*Assignment*: The answer is every line in the data below that contains the word "title".

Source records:
=====
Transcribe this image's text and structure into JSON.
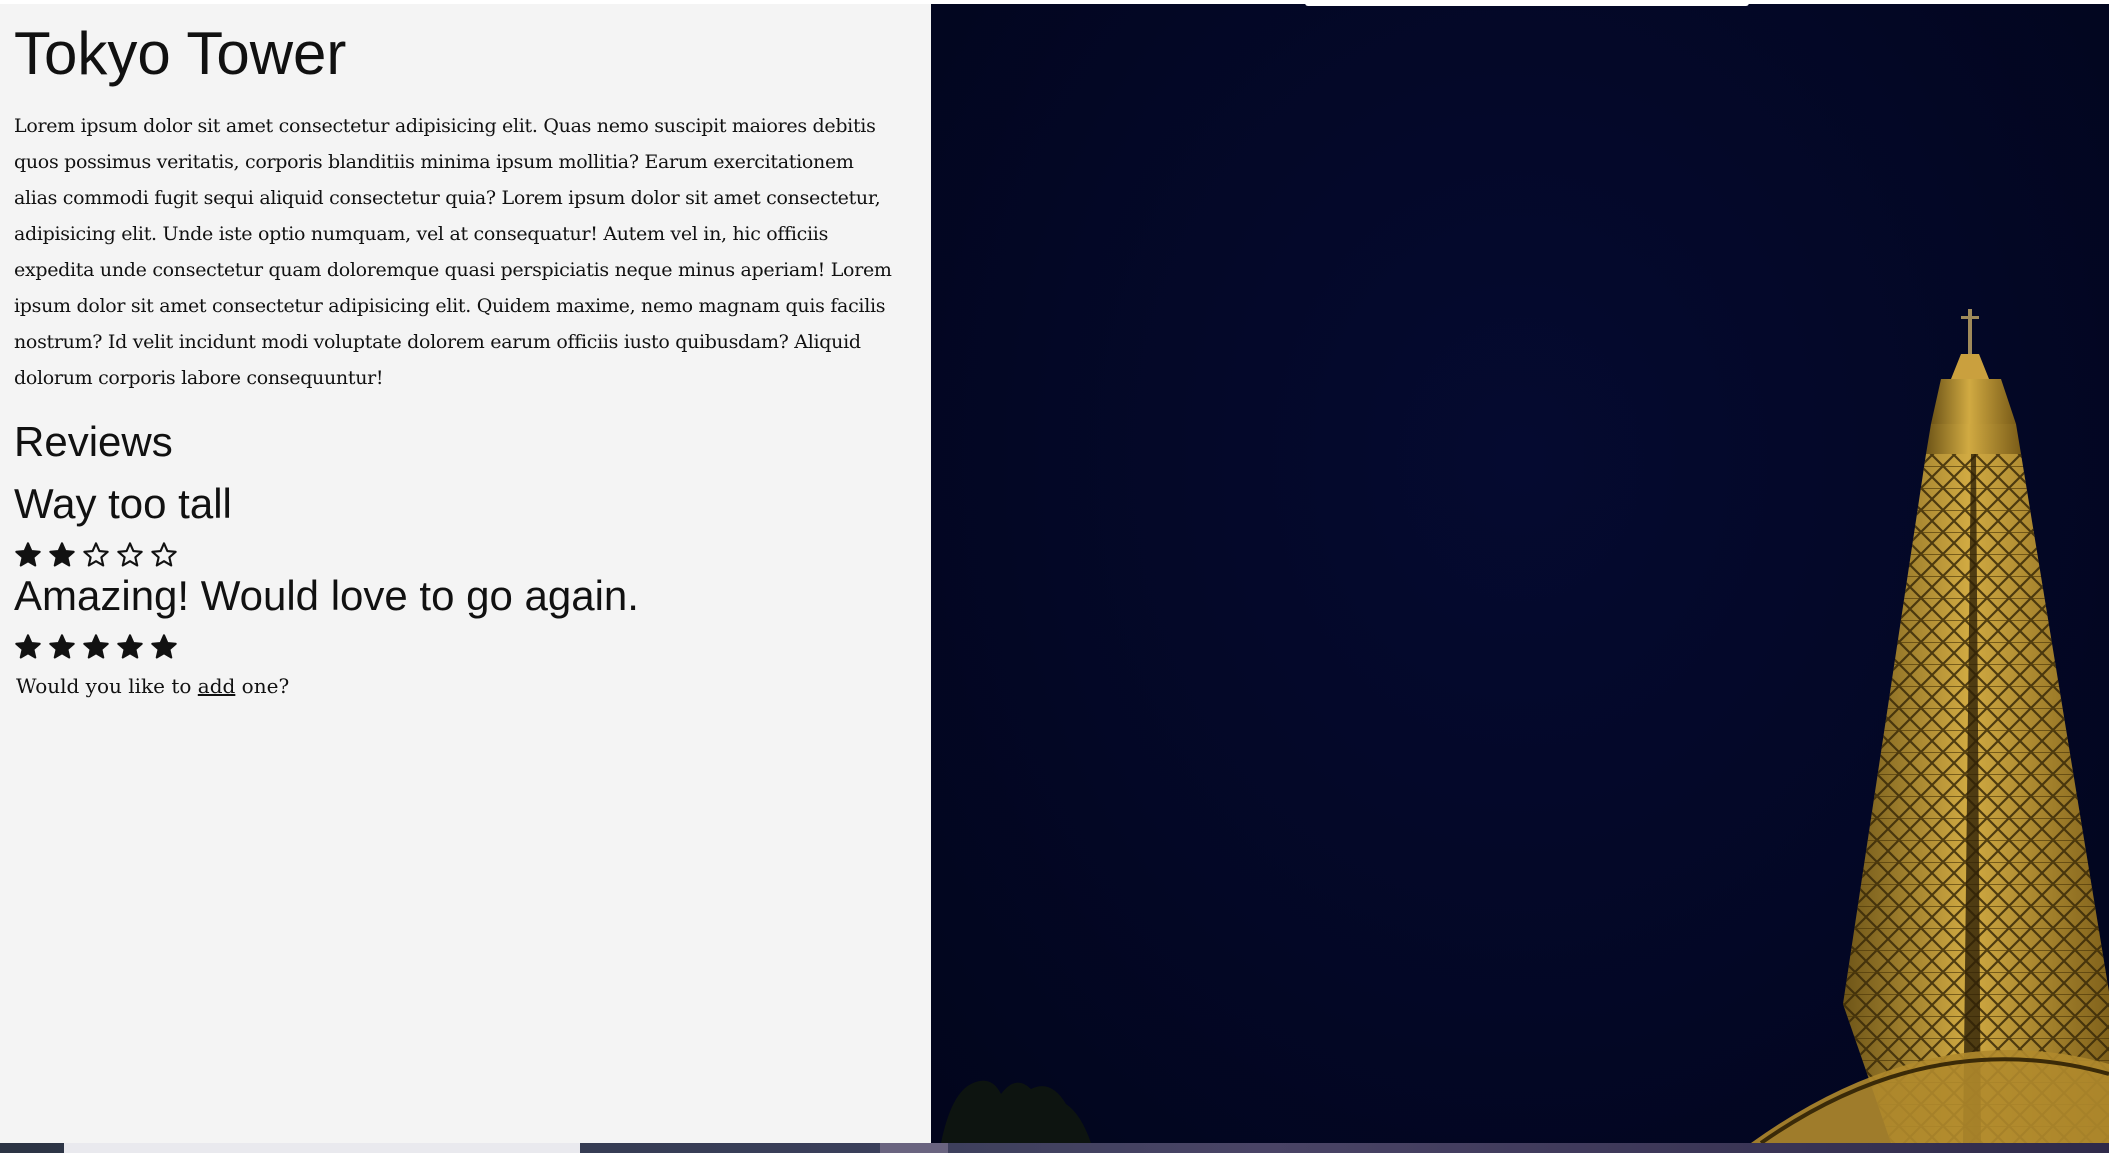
{
  "page": {
    "title": "Tokyo Tower",
    "description": "Lorem ipsum dolor sit amet consectetur adipisicing elit. Quas nemo suscipit maiores debitis quos possimus veritatis, corporis blanditiis minima ipsum mollitia? Earum exercitationem alias commodi fugit sequi aliquid consectetur quia? Lorem ipsum dolor sit amet consectetur, adipisicing elit. Unde iste optio numquam, vel at consequatur! Autem vel in, hic officiis expedita unde consectetur quam doloremque quasi perspiciatis neque minus aperiam! Lorem ipsum dolor sit amet consectetur adipisicing elit. Quidem maxime, nemo magnam quis facilis nostrum? Id velit incidunt modi voluptate dolorem earum officiis iusto quibusdam? Aliquid dolorum corporis labore consequuntur!"
  },
  "reviews": {
    "heading": "Reviews",
    "items": [
      {
        "title": "Way too tall",
        "rating": 2,
        "max_rating": 5
      },
      {
        "title": "Amazing! Would love to go again.",
        "rating": 5,
        "max_rating": 5
      }
    ]
  },
  "add_prompt": {
    "before": "Would you like to ",
    "link": "add",
    "after": " one?"
  },
  "icons": {
    "star_filled": "star-filled-icon",
    "star_empty": "star-empty-icon"
  },
  "colors": {
    "background": "#f4f4f4",
    "text": "#111111",
    "sky": "#030725",
    "tower_light": "#c9a23a"
  }
}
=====
*Solution to this problem*:
    "title": "Tokyo Tower",
        "title": "Way too tall",
        "title": "Amazing! Would love to go again.",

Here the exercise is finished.